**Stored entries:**

* * *

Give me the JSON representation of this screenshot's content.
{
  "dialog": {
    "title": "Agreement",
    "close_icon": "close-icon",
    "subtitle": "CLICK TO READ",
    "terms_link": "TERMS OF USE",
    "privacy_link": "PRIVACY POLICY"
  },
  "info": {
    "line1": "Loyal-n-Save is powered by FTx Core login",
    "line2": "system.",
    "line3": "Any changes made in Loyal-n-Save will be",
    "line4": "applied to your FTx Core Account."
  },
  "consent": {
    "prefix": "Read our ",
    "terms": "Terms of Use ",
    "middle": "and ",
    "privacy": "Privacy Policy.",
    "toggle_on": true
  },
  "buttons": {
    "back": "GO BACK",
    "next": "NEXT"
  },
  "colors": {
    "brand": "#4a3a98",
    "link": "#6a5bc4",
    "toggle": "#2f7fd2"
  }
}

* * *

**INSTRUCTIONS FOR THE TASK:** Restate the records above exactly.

**EXERCISE RESULT:**
Give me the JSON representation of this screenshot's content.
{
  "dialog": {
    "title": "Agreement",
    "close_icon": "close-icon",
    "subtitle": "CLICK TO READ",
    "terms_link": "TERMS OF USE",
    "privacy_link": "PRIVACY POLICY"
  },
  "info": {
    "line1": "Loyal-n-Save is powered by FTx Core login",
    "line2": "system.",
    "line3": "Any changes made in Loyal-n-Save will be",
    "line4": "applied to your FTx Core Account."
  },
  "consent": {
    "prefix": "Read our ",
    "terms": "Terms of Use ",
    "middle": "and ",
    "privacy": "Privacy Policy.",
    "toggle_on": true
  },
  "buttons": {
    "back": "GO BACK",
    "next": "NEXT"
  },
  "colors": {
    "brand": "#4a3a98",
    "link": "#6a5bc4",
    "toggle": "#2f7fd2"
  }
}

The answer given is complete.